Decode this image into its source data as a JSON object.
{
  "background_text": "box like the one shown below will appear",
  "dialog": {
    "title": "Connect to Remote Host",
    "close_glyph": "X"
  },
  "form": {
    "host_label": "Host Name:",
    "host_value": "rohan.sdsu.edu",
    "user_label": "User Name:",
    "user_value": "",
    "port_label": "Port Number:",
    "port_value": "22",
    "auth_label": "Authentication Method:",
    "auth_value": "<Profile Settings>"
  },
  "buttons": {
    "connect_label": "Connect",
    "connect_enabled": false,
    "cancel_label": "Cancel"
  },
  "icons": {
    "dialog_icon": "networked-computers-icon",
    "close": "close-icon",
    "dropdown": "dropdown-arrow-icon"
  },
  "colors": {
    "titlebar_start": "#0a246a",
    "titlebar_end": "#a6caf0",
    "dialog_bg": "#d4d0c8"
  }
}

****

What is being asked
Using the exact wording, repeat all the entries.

Result for this exercise
Decode this image into its source data as a JSON object.
{
  "background_text": "box like the one shown below will appear",
  "dialog": {
    "title": "Connect to Remote Host",
    "close_glyph": "X"
  },
  "form": {
    "host_label": "Host Name:",
    "host_value": "rohan.sdsu.edu",
    "user_label": "User Name:",
    "user_value": "",
    "port_label": "Port Number:",
    "port_value": "22",
    "auth_label": "Authentication Method:",
    "auth_value": "<Profile Settings>"
  },
  "buttons": {
    "connect_label": "Connect",
    "connect_enabled": false,
    "cancel_label": "Cancel"
  },
  "icons": {
    "dialog_icon": "networked-computers-icon",
    "close": "close-icon",
    "dropdown": "dropdown-arrow-icon"
  },
  "colors": {
    "titlebar_start": "#0a246a",
    "titlebar_end": "#a6caf0",
    "dialog_bg": "#d4d0c8"
  }
}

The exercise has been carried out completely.